Exercise details
If a line below contains the string "BANC", copy it out.

Given records
....
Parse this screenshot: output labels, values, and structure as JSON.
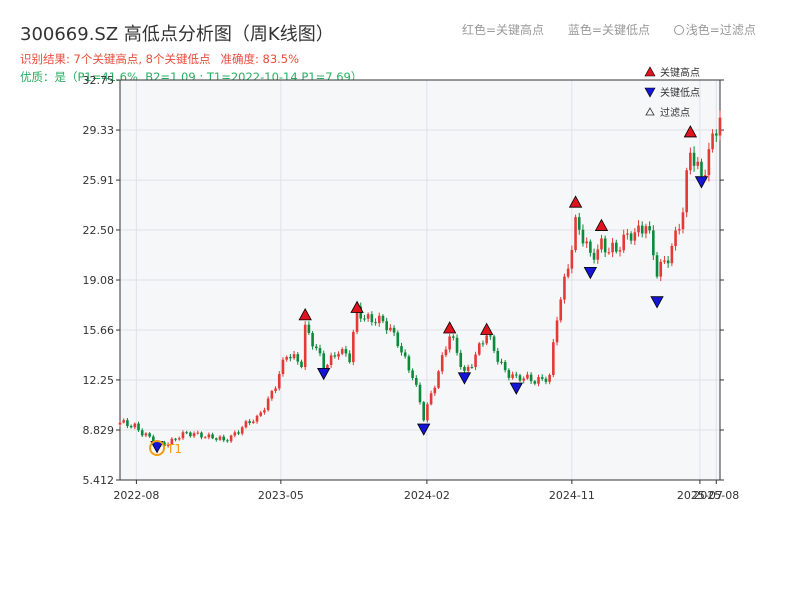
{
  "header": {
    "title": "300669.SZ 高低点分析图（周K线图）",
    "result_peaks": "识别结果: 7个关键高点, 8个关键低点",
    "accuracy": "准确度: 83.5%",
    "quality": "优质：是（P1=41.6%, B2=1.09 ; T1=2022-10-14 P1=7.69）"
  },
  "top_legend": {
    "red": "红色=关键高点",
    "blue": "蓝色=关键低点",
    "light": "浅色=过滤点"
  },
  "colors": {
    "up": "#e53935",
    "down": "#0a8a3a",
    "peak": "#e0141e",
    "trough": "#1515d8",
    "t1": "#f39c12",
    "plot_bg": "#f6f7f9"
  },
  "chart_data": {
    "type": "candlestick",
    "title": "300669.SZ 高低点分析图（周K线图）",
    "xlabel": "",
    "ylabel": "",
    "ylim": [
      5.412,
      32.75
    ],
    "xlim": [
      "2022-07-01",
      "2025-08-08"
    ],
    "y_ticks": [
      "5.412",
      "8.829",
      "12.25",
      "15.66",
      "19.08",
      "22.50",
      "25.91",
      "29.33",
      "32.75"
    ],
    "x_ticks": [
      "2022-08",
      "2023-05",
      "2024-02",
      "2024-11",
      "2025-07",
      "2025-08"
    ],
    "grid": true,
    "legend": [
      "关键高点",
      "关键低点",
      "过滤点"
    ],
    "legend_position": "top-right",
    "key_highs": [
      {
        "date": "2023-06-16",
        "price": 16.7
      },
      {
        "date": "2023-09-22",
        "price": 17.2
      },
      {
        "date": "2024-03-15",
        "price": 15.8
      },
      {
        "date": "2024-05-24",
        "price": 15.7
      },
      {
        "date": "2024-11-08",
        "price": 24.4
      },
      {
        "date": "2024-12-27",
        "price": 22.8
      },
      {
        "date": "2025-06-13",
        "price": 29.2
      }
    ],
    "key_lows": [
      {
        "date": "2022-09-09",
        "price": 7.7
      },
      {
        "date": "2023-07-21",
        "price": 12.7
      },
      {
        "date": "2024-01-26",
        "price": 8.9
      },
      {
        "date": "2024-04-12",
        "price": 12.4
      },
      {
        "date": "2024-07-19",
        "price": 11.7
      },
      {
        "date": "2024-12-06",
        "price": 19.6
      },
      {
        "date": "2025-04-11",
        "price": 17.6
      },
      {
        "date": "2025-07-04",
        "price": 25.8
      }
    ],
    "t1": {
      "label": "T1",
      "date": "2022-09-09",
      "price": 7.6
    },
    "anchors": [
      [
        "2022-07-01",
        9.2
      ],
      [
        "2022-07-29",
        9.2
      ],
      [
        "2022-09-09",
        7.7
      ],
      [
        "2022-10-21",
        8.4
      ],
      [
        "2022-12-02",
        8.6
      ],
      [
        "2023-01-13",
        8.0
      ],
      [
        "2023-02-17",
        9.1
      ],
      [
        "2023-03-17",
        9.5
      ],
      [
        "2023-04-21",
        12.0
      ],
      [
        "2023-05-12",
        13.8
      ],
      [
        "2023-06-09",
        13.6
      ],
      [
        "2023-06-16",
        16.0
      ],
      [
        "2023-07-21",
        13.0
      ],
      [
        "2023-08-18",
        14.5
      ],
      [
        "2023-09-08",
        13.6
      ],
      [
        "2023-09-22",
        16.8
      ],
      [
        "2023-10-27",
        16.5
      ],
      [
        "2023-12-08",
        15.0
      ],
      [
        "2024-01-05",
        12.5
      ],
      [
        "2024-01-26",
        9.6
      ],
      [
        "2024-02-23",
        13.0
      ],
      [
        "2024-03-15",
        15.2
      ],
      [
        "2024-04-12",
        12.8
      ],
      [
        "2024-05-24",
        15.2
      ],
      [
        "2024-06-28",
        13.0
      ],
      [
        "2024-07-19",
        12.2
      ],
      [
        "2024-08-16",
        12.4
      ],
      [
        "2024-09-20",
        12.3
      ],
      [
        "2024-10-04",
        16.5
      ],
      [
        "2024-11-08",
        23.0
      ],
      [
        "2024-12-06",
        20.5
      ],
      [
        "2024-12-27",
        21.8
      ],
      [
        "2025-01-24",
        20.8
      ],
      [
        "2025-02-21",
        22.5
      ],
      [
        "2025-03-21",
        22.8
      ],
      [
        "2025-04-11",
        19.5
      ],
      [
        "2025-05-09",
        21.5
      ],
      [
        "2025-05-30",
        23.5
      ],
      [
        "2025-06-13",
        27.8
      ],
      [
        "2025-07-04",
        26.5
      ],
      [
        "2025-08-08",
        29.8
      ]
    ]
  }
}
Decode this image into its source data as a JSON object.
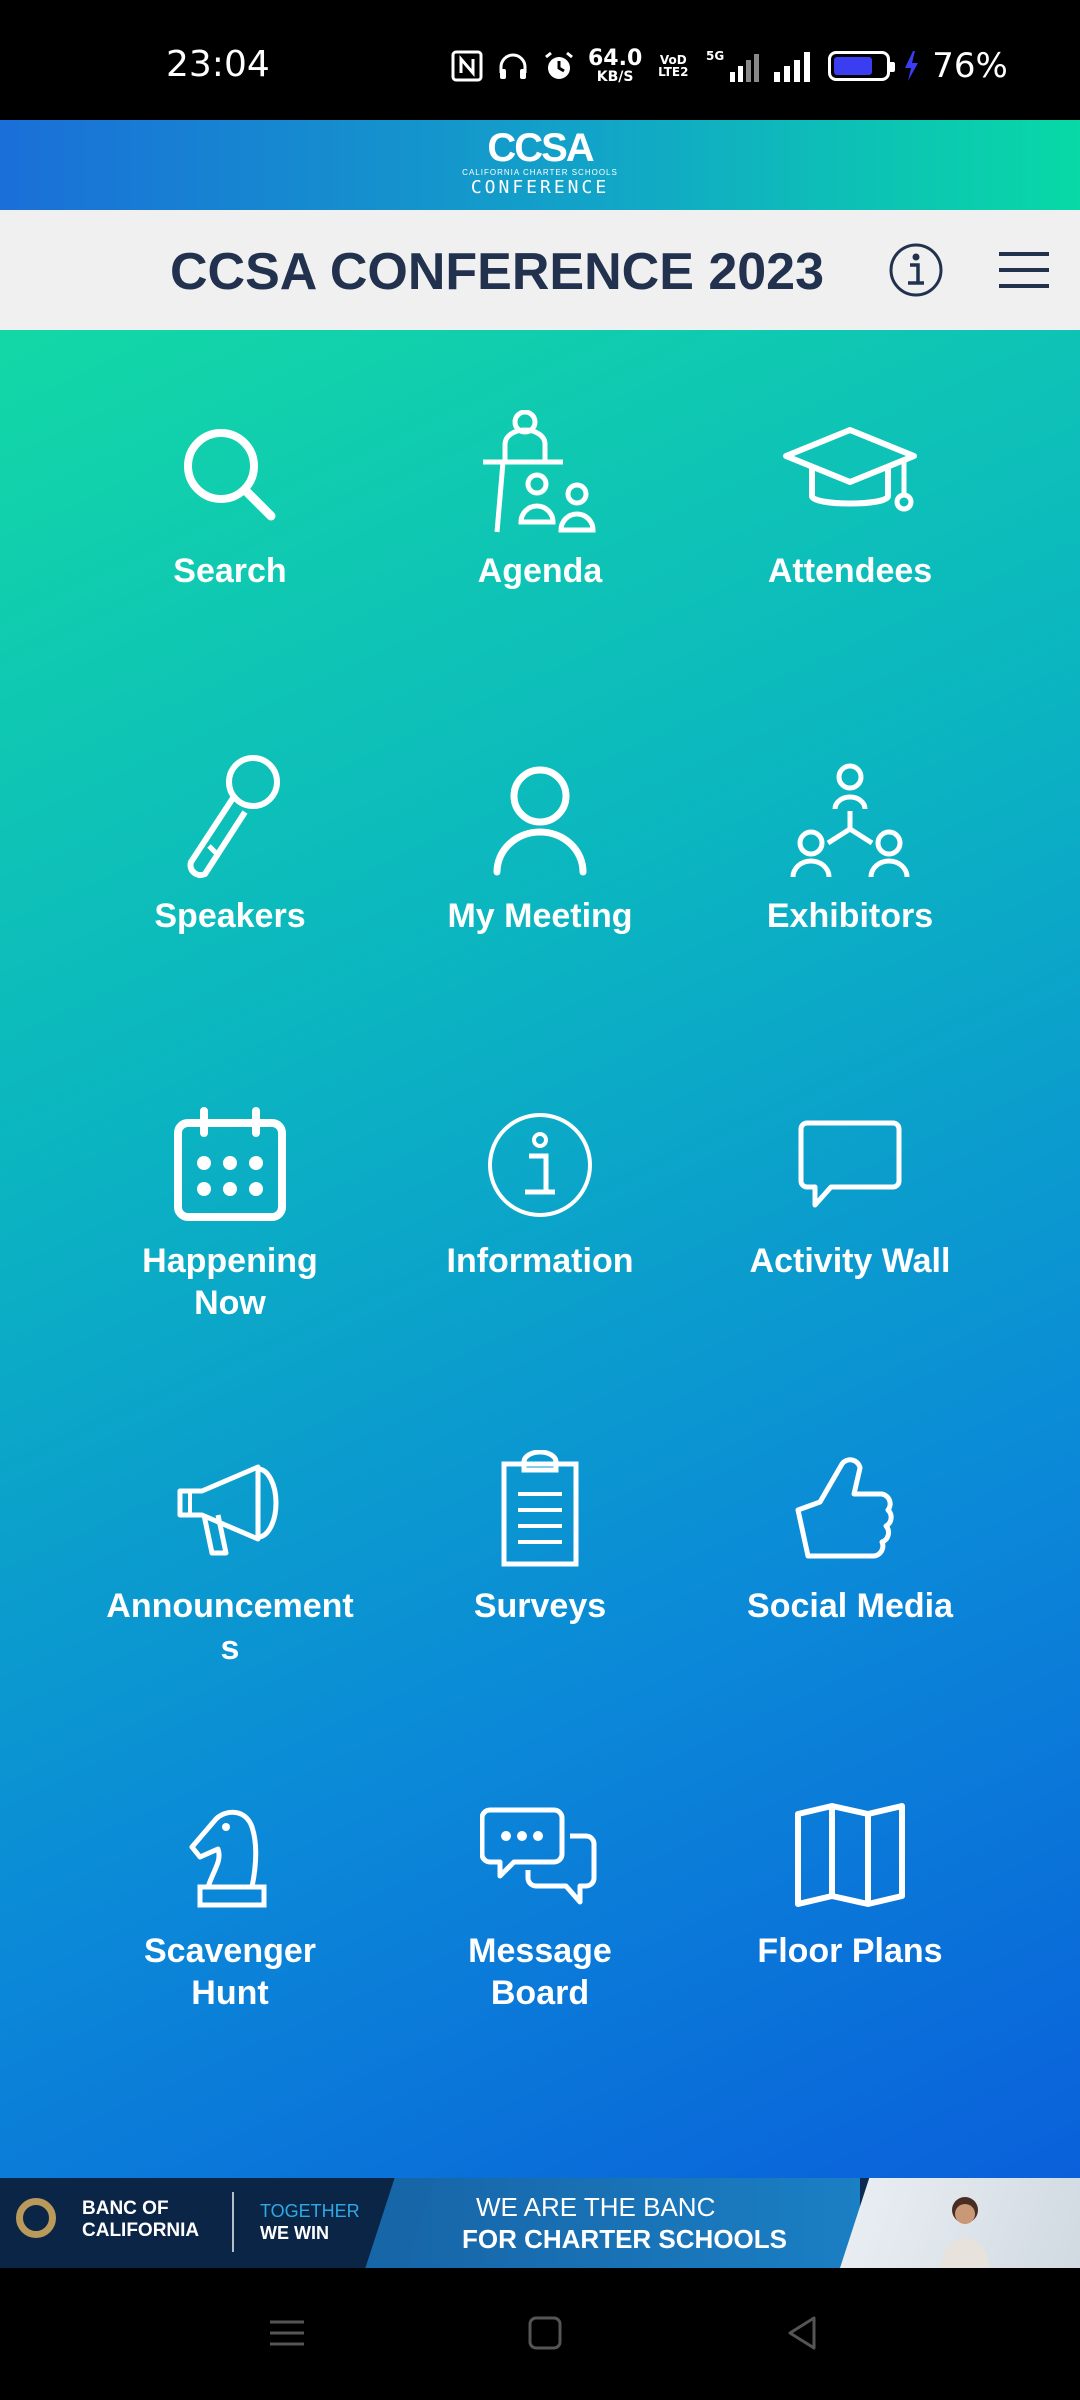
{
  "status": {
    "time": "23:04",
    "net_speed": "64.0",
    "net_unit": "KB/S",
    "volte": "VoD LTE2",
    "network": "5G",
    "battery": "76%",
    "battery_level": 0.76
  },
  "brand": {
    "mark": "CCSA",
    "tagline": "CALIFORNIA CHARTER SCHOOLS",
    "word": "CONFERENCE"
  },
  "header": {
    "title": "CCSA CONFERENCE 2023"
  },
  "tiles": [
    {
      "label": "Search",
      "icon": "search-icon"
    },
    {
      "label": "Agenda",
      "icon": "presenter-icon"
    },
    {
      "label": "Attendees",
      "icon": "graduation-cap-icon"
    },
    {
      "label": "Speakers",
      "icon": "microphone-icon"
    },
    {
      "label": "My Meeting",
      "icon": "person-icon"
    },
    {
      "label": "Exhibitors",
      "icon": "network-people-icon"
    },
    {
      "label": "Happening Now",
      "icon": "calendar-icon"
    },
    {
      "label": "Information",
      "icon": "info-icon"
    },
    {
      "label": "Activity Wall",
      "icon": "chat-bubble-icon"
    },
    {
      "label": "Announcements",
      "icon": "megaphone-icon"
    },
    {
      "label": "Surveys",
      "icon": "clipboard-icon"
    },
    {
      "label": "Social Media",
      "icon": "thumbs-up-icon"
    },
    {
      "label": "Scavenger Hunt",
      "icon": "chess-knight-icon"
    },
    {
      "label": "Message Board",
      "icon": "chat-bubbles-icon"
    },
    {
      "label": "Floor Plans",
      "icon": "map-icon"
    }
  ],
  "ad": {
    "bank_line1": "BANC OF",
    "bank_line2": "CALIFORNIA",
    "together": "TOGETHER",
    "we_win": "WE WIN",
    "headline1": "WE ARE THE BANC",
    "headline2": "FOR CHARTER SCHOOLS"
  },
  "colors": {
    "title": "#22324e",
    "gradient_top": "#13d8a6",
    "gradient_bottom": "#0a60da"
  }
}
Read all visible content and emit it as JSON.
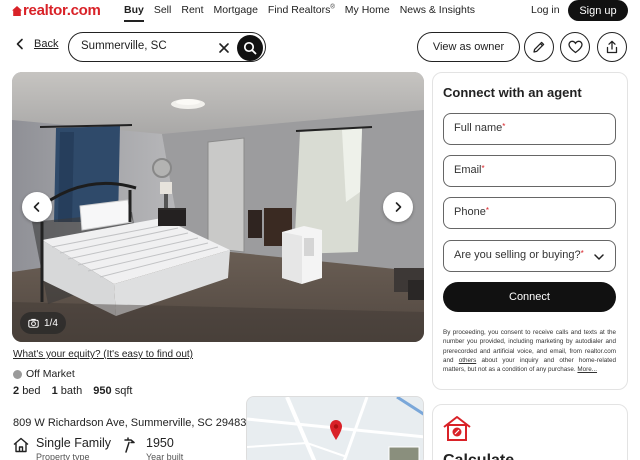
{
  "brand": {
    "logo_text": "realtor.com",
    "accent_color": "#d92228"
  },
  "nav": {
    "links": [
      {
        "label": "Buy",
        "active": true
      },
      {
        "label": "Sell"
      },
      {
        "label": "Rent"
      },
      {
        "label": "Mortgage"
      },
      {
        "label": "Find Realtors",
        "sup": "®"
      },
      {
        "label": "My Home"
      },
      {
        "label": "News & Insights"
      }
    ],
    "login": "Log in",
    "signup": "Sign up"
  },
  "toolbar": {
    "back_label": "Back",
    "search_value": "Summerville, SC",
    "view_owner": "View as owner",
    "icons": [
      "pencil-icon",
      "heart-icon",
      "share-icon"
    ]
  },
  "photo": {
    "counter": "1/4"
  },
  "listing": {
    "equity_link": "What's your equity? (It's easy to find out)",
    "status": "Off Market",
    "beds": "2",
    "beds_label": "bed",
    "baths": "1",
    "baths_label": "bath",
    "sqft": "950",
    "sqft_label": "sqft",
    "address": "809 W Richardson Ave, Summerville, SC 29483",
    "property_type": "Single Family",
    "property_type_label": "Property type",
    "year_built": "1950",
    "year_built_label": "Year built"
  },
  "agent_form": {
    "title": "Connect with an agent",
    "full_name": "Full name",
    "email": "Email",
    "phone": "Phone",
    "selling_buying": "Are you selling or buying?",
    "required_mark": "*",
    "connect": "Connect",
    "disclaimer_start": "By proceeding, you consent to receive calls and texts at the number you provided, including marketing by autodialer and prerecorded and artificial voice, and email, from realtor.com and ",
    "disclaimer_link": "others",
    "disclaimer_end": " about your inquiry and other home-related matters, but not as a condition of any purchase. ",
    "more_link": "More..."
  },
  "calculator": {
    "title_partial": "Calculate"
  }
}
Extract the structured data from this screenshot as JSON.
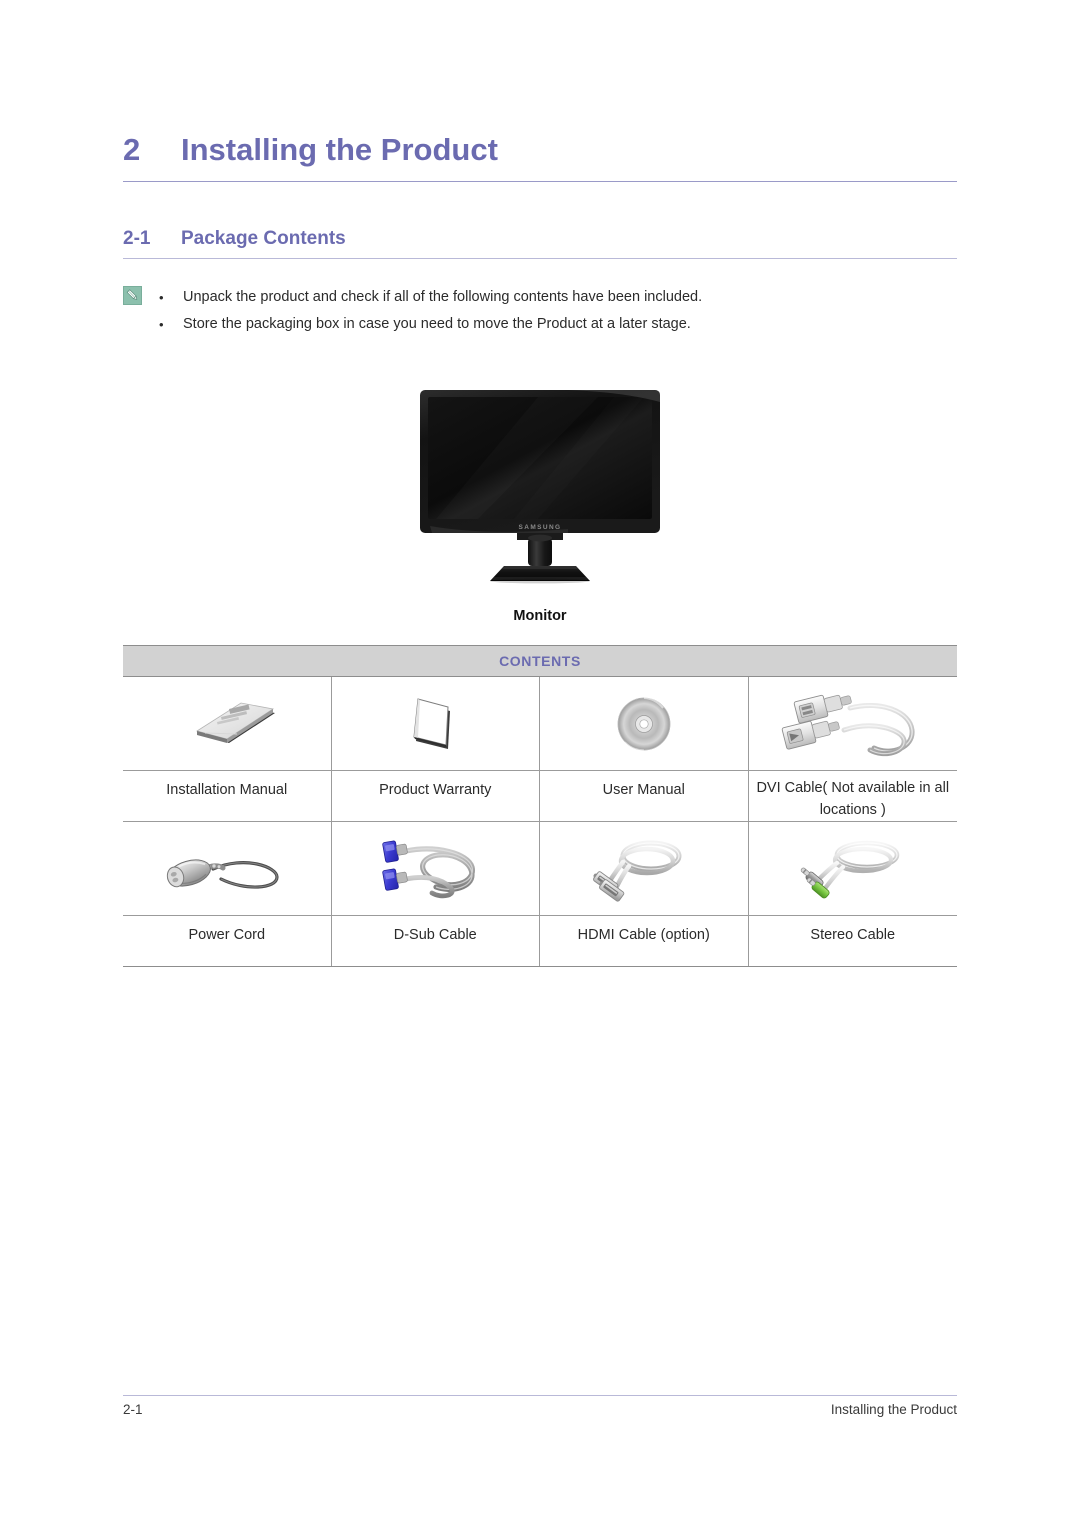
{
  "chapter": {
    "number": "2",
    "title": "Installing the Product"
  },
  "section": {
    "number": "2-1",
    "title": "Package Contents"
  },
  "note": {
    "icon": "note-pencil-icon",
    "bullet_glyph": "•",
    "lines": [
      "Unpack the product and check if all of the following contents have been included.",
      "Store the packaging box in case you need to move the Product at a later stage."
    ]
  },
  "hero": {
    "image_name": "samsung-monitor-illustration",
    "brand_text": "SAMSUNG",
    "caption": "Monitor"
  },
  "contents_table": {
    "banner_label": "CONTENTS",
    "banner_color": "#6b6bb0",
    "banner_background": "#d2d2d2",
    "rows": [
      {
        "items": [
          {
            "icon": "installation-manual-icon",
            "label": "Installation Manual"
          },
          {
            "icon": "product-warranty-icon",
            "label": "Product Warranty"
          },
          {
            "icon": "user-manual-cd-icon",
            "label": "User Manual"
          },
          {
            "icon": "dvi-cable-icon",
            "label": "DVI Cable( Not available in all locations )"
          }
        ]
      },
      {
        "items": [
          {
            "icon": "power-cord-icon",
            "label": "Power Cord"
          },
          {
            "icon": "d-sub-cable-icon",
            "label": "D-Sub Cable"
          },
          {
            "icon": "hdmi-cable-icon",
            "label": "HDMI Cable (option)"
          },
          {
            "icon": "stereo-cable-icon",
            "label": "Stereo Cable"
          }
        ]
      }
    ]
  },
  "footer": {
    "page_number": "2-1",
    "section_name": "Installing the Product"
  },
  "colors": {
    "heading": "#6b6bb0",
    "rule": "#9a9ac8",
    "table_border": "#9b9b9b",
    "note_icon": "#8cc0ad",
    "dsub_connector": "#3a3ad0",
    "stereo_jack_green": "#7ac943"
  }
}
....
Answer area
    "bank_line1": "BANC OF",
    "headline1": "WE ARE THE BANC",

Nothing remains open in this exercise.